One of the most misunderstood terms in business today is “dashboard”. When many people hear the phrase “dashboard report”, they think of the dashboard of their car, or even the cockpit of an advanced fighter jet, with fuel gauges, speedometers, and other displays crammed into a tight space. These displays are effective in your car, because they tell you what’s going on right now. They’re effective in a jet, because the pilot has undergone many hours of training in order to interpret these gauges appropriately. These flashy but cluttered displays are horrible in a business report, because they are inefficient at presenting information, they don’t show trends, they distract the viewer with colors and glitter, while presenting very little useful information.
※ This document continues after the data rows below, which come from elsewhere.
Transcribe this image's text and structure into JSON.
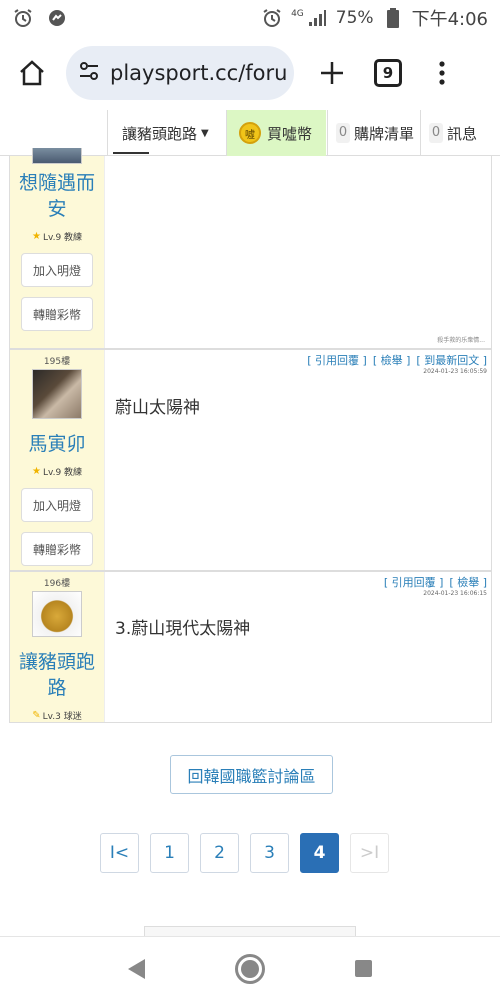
{
  "status_bar": {
    "alarm_icon": "alarm-clock-icon",
    "app_icon": "app-notification-icon",
    "network": "4G",
    "battery": "75%",
    "time": "下午4:06"
  },
  "browser": {
    "url": "playsport.cc/foru",
    "tab_count": "9"
  },
  "site_nav": {
    "user_label": "讓豬頭跑路",
    "coin_label": "買噓幣",
    "coin_icon_text": "噓",
    "cart_count": "0",
    "cart_label": "購牌清單",
    "msg_count": "0",
    "msg_label": "訊息"
  },
  "posts": [
    {
      "author": "想隨遇而安",
      "level": "Lv.9 教練",
      "add_btn": "加入明燈",
      "gift_btn": "轉贈彩幣",
      "body": "",
      "sig_note": "殺手救的乐衆情..."
    },
    {
      "floor": "195樓",
      "author": "馬寅卯",
      "level": "Lv.9 教練",
      "add_btn": "加入明燈",
      "gift_btn": "轉贈彩幣",
      "actions": [
        "[ 引用回覆 ]",
        "[ 檢舉 ]",
        "[ 到最新回文 ]"
      ],
      "time": "2024-01-23 16:05:59",
      "body": "蔚山太陽神"
    },
    {
      "floor": "196樓",
      "author": "讓豬頭跑路",
      "level": "Lv.3 球迷",
      "actions": [
        "[ 引用回覆 ]",
        "[ 檢舉 ]"
      ],
      "time": "2024-01-23 16:06:15",
      "body": "3.蔚山現代太陽神"
    }
  ],
  "back_button": "回韓國職籃討論區",
  "pagination": {
    "first": "I<",
    "pages": [
      "1",
      "2",
      "3",
      "4"
    ],
    "current": "4",
    "last": ">I"
  }
}
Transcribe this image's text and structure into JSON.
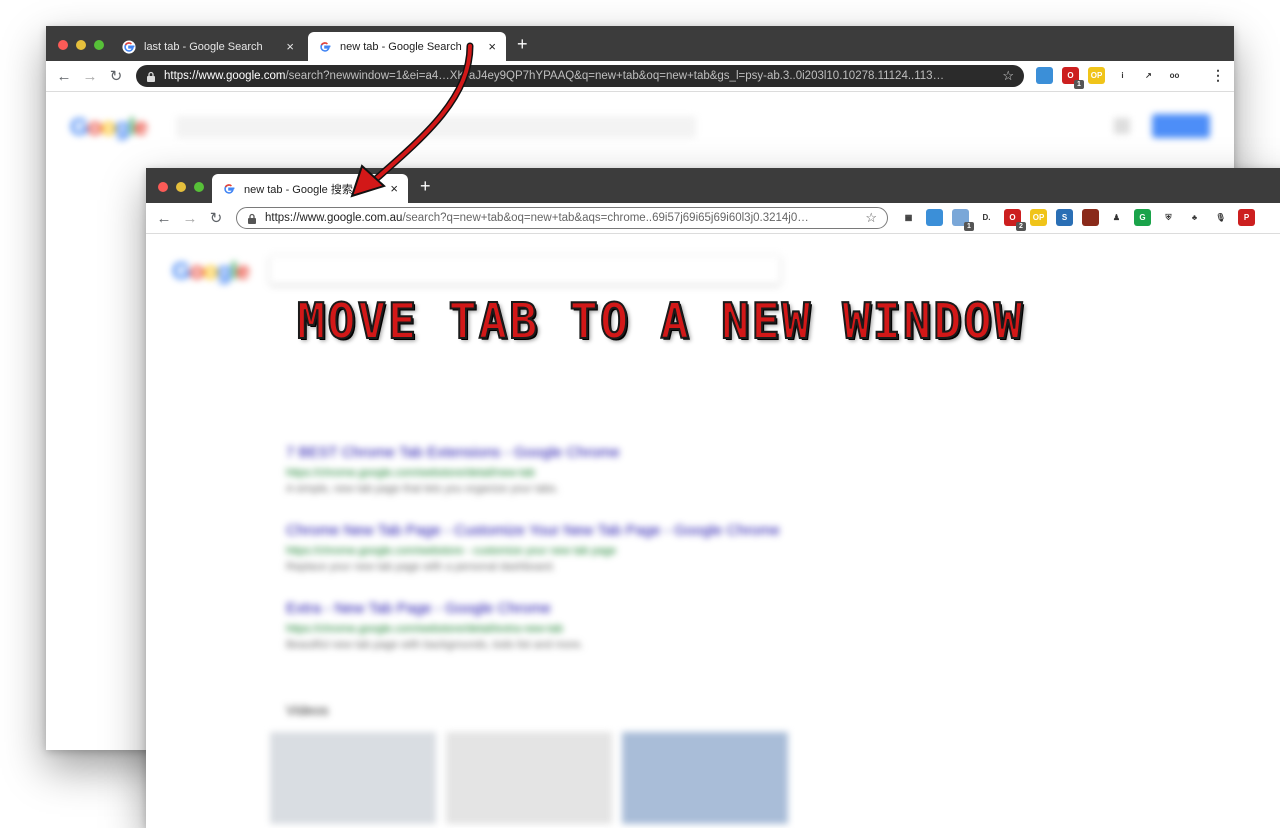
{
  "colors": {
    "tabstrip_bg": "#3c3c3c",
    "traffic_red": "#fc5b57",
    "traffic_yellow": "#e5bf3c",
    "traffic_green": "#57c038",
    "headline_red": "#d21818",
    "arrow_red": "#d21818"
  },
  "back_window": {
    "tabs": [
      {
        "title": "last tab - Google Search",
        "active": false
      },
      {
        "title": "new tab - Google Search",
        "active": true
      }
    ],
    "new_tab_label": "+",
    "close_label": "×",
    "nav": {
      "back": "←",
      "forward": "→",
      "reload": "↻"
    },
    "url_host": "https://www.google.com",
    "url_rest": "/search?newwindow=1&ei=a4…XK-aJ4ey9QP7hYPAAQ&q=new+tab&oq=new+tab&gs_l=psy-ab.3..0i203l10.10278.11124..113…",
    "bookmark_icon": "☆",
    "extensions": [
      {
        "name": "blue-bird-extension-icon",
        "color": "#3b8fd8",
        "text": ""
      },
      {
        "name": "red-o-extension-icon",
        "color": "#cc1f1f",
        "text": "O",
        "badge": "1"
      },
      {
        "name": "op-extension-icon",
        "color": "#f0c419",
        "text": "OP"
      },
      {
        "name": "info-extension-icon",
        "color": "#ffffff",
        "text": "i"
      },
      {
        "name": "rss-extension-icon",
        "color": "#ffffff",
        "text": "↗"
      },
      {
        "name": "glasses-extension-icon",
        "color": "#ffffff",
        "text": "oo"
      }
    ],
    "menu_label": "⋮"
  },
  "front_window": {
    "tabs": [
      {
        "title": "new tab - Google 搜索",
        "active": true
      }
    ],
    "new_tab_label": "+",
    "close_label": "×",
    "nav": {
      "back": "←",
      "forward": "→",
      "reload": "↻"
    },
    "url_host": "https://www.google.com.au",
    "url_rest": "/search?q=new+tab&oq=new+tab&aqs=chrome..69i57j69i65j69i60l3j0.3214j0…",
    "bookmark_icon": "☆",
    "extensions": [
      {
        "name": "qr-extension-icon",
        "color": "#ffffff",
        "text": "▦"
      },
      {
        "name": "blue-bird-extension-icon",
        "color": "#3b8fd8",
        "text": ""
      },
      {
        "name": "translate-extension-icon",
        "color": "#7aa7d8",
        "text": "",
        "badge": "1"
      },
      {
        "name": "d-extension-icon",
        "color": "#ffffff",
        "text": "D."
      },
      {
        "name": "red-o-extension-icon",
        "color": "#cc1f1f",
        "text": "O",
        "badge": "2"
      },
      {
        "name": "op-extension-icon",
        "color": "#f0c419",
        "text": "OP"
      },
      {
        "name": "screen-extension-icon",
        "color": "#2a6fb5",
        "text": "S"
      },
      {
        "name": "brave-lion-extension-icon",
        "color": "#8a2a1a",
        "text": ""
      },
      {
        "name": "spy-extension-icon",
        "color": "#ffffff",
        "text": "♟"
      },
      {
        "name": "grammarly-extension-icon",
        "color": "#1aa34a",
        "text": "G"
      },
      {
        "name": "shield-extension-icon",
        "color": "#ffffff",
        "text": "⛨"
      },
      {
        "name": "android-extension-icon",
        "color": "#ffffff",
        "text": "♣"
      },
      {
        "name": "microphone-extension-icon",
        "color": "#ffffff",
        "text": "🎙"
      },
      {
        "name": "pinterest-extension-icon",
        "color": "#cc1f1f",
        "text": "P"
      }
    ]
  },
  "blurred_results": [
    {
      "title": "7 BEST Chrome Tab Extensions - Google Chrome",
      "url": "https://chrome.google.com/webstore/detail/new-tab",
      "snippet": "A simple, new tab page that lets you organize your tabs."
    },
    {
      "title": "Chrome New Tab Page - Customize Your New Tab Page - Google Chrome",
      "url": "https://chrome.google.com/webstore - customize your new tab page",
      "snippet": "Replace your new tab page with a personal dashboard."
    },
    {
      "title": "Extra - New Tab Page - Google Chrome",
      "url": "https://chrome.google.com/webstore/detail/extra-new-tab",
      "snippet": "Beautiful new tab page with backgrounds, todo list and more."
    }
  ],
  "blurred_section_label": "Videos",
  "headline": "MOVE TAB TO A NEW WINDOW"
}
A dashboard report is not a set of dial gauges that mimics the cockpit of a 747. A dashboard report is the combination of a large number of small, well-designed charts and tables, thoughtfully integrated to pack a great deal of information into a small area on screen or on a printed page. In this post I describe some free and commercial resources for creating dashboard reports, particularly within Microsoft Excel.
Stephen Few of Perceptual Edge has spent a career learning and teaching what techniques effectively display data so that human eyes can readily perceive it as information and human minds readily analyze it as knowledge. Stephen has written two books entitled Show Me the Numbers and Information Dashboard Design, which explain how to present information in ways which are known to be effective, based on the psychology of cognition and the physiology of vision. These books are very good references for understanding perception and cognition in terms of informational display.
Businessman and Excel MVP Charley Kyd of ExcelUser explains the benefits of dashboard reporting, and shows how to construct robust dashboard reports with clearly written procedures. Charley has incorporated Few’s approaches with his own background in Excel financial analysis to produce a comprehensive guide to using Excel to produce efficient dashboard reports. Charley’s commercial materials include an e-book, Dashboard Reporting with Excel, and a number of example workbooks that show the concepts and techniques behind effective Excel dashboard reports. In addition to construction of dashboards, Charley shows how to design a system of workbooks and directories so that regular updates of a dashboard is painless, taking minutes instead of days.
In his intelligent and informative blog Charts, Jorge Camoes discussed dashboards. Jorge takes a pragmatic approach, and offers instructions on dashboarding in Excel as well as reviews of other charting products. His Excel posts include How to create a dashboard in Excel, Excel Dashboards: do you need VBA?, and 10 tips to improve your Excel dashboard. Jorge has reviewed the use of Crystal Xcelsius as a dashboarding environment, and found it lacking (which matches my own experience), and he has provided a link to a dashboard best practices paper by Dundas, maker of fancy charting software. Visit Jorge’s archive of dashboard-related posts.
Excel MVP and author Mike Alexander of DataPig Technologies has written about Excel pivot tables, integrating Excel and Access, and about dashboards. Mike has written about Crystal Xcelsius, and his new book, Excel 2007 Dashboards and Reports for Dummies is being released this month.
The Dundas white paper Dashboard Best Practices is [no longer] available both online in html format and as a pdf document. In Jorge Camoes’ post Dashboard design: we need best practices for best practices, Jorge finds that the content of the white paper accurately reflects the philosophies of the experts cited above; unfortunately he also finds that the Dundas charting package and documentation seems to promote conflicting practices, with special graphical effects obscuring the accurate dispay of information.
Sandy Cavalaris, who writes the Excel with Monarch blog, describes how to use Excel in conjunction with the to create a dashboard reporting system (part one and part two). I know very little about Monarch, but it seems like a worthwhile approach to try before dumping hundreds of thousands of dollars in a monolithic ERP system.
I have the following advice to anyone who is developing dashboard reports. You already have Microsoft Excel, so you should try to use it as a dashboard application before investing in expensive and obscure software. Excel can link to local data and to corporate databases, so it can wield the power of large packages with less overhead. Start with Stephen Few’s book on Information Dashboard Design to gain insights into what makes effective data displays. Read Charley Kyd’s web site and e-book to get practical approaches to dashboarding in Excel. Read Jorge Camoes’ archive of dashboard-related posts for more practical insights into Excel dashboarding. Then build and tear down and build again, until you have a display system that is informative and leads to framing good business decisions.